Any discussion of estate planning should involve an examination of probate to one extent or another.
Just about everyone has heard of a last will. It is the vehicle of asset transfer that is most commonly utilized among people in North Carolina who want to arrange for the future distribution of their financial assets. If you do use a last will, you should understand the fact that the estate must be probated before the heirs receive their inheritances.
Probate in Charlotte North Carolina
During probate the probate court in Charlotte North Carolina will supervise the administration of the estate. The court must determine the validity of the will and make sure that everything is done according to state laws.
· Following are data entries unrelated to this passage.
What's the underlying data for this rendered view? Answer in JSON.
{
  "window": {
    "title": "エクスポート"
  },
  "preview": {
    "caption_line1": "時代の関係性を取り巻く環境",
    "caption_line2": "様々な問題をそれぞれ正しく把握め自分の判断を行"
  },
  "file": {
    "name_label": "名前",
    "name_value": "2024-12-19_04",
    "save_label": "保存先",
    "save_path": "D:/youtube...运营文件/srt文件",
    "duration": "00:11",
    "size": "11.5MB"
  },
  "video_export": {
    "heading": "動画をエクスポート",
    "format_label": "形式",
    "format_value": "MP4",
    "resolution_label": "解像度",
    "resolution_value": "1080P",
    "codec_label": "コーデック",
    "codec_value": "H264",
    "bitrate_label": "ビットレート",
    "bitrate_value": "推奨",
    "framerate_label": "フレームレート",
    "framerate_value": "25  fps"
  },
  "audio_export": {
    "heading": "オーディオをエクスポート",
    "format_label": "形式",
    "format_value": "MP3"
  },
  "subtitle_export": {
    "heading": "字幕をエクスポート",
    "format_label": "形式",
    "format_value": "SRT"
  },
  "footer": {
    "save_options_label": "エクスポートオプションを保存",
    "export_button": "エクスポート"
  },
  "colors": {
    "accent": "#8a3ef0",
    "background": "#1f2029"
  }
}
The executor or personal representative of the estate is charged with the estate administration tasks. These tasks can be considerable.
During probate the estate must pay all valid final debts. This is going to include tax responsibilities. Property that comprises the estate must be appraised and liquidated in preparation for distribution to the heirs.
The above can sound like a matter of writing a few checks and calling in an appraiser and a liquidator. However, in many cases preparing the assets for distribution can be complicated and time-consuming.
For example, imagine real property being part of the estate. It must be sold before the liquidity can be distributed among multiple heirs. This is not something that is necessarily going to happen overnight.
Liquidation can take time. If there are any challenges to the estate this would draw things out as well. Complicated probate cases can take years. Even very simple and straightforward cases are going to take months.
The time involved is one of the drawbacks of probate. Remember, the heirs to the estate do not receive their inheritances until the estate has been probated.
In addition to the time lag, another factor to consider would be the costs that will accumulate during the probate process. The court charges a filing fee, and the executor is entitled to payment. Appraisals and liquidation costs will add up, and there will typically be legal fees and accounting expenses.
Avoiding Probate Drawbacks
Is it possible to avoid the drawbacks of probate? The answer is yes. There are multiple different probate avoidance tools that can be utilized. One of them would be the revocable living trust.
With a revocable living trust you name a trustee to administer the trust along with a beneficiary or beneficiaries. After you pass away, the trustee distributes assets to beneficiaries according to your wishes as stated in the trust agreement.
The property that has been conveyed into the revocable living trust is not considered to be probate property. As a result, the asset distributions take place in a timely manner outside of probate.